What determines the salary of doctoral candidates in Germany?
Most doctoral candidates are appointed at a university or non-university research institution through a third-party centre or funding centre. These are all civil service institutions, so the salary for employed doctoral candidates is either based on the collective agreement for civil service (TVoeD) or the collective agreement for the civil service in the individual federal states (TV-L). Hesse, which is not a member of the collective agreement community of the federal states, has its own TV-H collective agreement. Other ways to finance your own PhD as a junior scientist include a PhD scholarship, an industrial PhD programme at a research institute in the private sector or an extra-occupational PhD. Even in the case of an industrial PhD programme, postgraduates are usually paid on the basis of a collective agreement. For example, if you are completing your PhD while working for a car manufacturer, the company collective agreement that IG Metall has concluded with the company will apply.
Which pay band applies to doctoral students in Germany?
In the case of the TVoeD, TV-L and TV-H, employees are paid according to their professional qualifications and the demands of their job. There are 15 pay bands in this area. Postgraduates are paid in accordance with pay band 13. PhD positions with a classification in pay band 14 are the absolute exception. Advanced postdocs are usually only promoted to a higher pay band if the they take on additional research responsibility. PhD status is no guarantee of promotion to the next pay band.
What is the salary of doctorate students in Germany?
The collective bargaining agreements between employers and unions are regularly renegotiated. These negotiations aim to improve working conditions and increasing the monthly gross salary of all civil servants. This means that even postgraduates can look forward to a slightly higher salary. As postgraduates rarely fill a full-time position, their actual gross salary needs to be adjusted on the basis of their working hours.

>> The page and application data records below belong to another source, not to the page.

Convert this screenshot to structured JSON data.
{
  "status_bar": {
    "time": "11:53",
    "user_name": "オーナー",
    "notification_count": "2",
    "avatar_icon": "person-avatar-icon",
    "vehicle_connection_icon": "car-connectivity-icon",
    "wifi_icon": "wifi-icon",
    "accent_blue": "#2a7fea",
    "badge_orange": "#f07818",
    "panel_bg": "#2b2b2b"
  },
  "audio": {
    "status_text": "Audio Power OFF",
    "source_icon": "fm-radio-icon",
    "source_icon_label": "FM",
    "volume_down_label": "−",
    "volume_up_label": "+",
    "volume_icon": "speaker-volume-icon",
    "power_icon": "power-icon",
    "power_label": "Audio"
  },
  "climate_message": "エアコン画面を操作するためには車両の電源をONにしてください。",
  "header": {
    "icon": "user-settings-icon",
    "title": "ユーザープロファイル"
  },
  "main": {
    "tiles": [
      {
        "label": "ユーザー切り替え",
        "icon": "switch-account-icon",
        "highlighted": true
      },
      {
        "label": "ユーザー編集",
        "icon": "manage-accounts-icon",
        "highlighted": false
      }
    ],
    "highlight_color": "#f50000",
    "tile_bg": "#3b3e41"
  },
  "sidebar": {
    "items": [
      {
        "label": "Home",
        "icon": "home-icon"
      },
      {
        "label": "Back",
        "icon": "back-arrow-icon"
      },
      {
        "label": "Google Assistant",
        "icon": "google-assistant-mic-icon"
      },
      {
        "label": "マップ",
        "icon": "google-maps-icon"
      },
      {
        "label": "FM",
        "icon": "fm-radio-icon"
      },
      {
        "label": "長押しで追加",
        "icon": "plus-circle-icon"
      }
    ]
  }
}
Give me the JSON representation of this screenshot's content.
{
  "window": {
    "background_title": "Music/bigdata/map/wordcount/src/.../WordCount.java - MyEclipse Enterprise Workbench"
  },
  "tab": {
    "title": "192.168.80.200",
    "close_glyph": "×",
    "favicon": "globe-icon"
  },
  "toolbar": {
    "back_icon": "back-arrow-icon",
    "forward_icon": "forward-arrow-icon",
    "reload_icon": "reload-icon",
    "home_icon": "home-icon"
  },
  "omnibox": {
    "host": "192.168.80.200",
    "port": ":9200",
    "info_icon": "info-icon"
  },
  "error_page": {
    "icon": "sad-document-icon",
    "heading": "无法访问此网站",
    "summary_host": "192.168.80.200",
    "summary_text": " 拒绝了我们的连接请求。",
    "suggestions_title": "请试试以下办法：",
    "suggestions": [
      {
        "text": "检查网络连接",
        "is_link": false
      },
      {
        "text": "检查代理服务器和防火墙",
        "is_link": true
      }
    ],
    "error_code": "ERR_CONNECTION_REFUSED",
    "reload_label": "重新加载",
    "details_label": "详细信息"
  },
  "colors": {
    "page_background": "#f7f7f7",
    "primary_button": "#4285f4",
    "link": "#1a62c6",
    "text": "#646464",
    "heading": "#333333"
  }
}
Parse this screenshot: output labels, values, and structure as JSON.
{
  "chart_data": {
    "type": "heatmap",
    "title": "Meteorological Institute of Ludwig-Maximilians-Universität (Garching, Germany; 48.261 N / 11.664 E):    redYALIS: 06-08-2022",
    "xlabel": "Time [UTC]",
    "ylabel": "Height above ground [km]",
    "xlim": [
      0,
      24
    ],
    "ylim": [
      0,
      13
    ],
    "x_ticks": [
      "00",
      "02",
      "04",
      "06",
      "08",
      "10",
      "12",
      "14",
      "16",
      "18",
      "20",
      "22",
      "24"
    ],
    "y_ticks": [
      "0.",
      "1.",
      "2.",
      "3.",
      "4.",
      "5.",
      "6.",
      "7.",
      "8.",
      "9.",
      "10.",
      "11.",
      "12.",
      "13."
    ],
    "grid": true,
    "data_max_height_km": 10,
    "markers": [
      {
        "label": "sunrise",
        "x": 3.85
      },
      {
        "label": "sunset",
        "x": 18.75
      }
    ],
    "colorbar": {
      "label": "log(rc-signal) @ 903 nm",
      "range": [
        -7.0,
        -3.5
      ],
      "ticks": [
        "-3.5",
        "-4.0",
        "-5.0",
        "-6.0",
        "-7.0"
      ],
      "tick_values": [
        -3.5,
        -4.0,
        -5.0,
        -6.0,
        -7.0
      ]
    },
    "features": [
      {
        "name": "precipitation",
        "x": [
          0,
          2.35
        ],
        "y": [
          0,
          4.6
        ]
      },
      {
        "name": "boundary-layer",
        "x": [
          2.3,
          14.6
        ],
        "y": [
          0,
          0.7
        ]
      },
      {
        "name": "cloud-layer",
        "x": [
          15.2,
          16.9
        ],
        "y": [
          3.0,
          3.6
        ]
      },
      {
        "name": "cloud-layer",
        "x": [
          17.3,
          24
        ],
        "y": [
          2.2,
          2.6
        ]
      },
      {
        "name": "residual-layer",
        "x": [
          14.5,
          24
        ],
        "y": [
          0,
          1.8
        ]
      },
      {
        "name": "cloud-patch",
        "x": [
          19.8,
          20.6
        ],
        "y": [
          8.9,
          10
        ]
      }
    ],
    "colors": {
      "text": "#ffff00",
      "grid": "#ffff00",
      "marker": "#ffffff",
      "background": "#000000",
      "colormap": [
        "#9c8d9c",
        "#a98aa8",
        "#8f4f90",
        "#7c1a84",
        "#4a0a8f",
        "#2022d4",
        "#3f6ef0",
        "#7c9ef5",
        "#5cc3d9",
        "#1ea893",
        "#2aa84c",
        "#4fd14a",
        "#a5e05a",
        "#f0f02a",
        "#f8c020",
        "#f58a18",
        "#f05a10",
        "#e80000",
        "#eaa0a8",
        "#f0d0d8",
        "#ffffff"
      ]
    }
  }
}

What are levels of experience and how do I gain relevant professional experience during my PhD degree in Germany?
There are newcomers and old hands in every profession. For researchers with a PhD in science, this breadth of experience is taken into account in the experience levels, which each come with a significant salary increase, as is the case for all employees of the civil service. All three collective agreements for civil servants provide for six levels of experience. The time spent at each stage, the stage duration, increases by one year at each stage. According to this scheme, graduates are entry-level applicants. Accordingly, postgraduates start at experience level 1 with the lowest salary. In their first postgraduate position, it is essential that PhD graduates ensure that the contractual term is at least 12 months and that they will be employed for a full year with no interruptions. Employment contracts of less than one year do not qualify as relevant professional experience according to civil service regulations.
When starting in a new position, you are therefore allocated back at Experience level 1 – without taking the progress you have already made into account. This applies even if the change of contract is seamless and remains within the same facility. Experience level 1 must be fully completed in a single employment contract to qualify for Experience level 2. However, once these twelve months have been served, shorter contractual terms then apply as relevant professional experience. Students who are awarded their doctorate within the allocated six years and are employed as a research associate at the same time can therefore also achieve Experience level 4 with a considerable salary when they graduate. It is not important whether you have a full-time position while completing your doctorate or, as is the case for most PhD positions, have a part-time job (50%–75% position).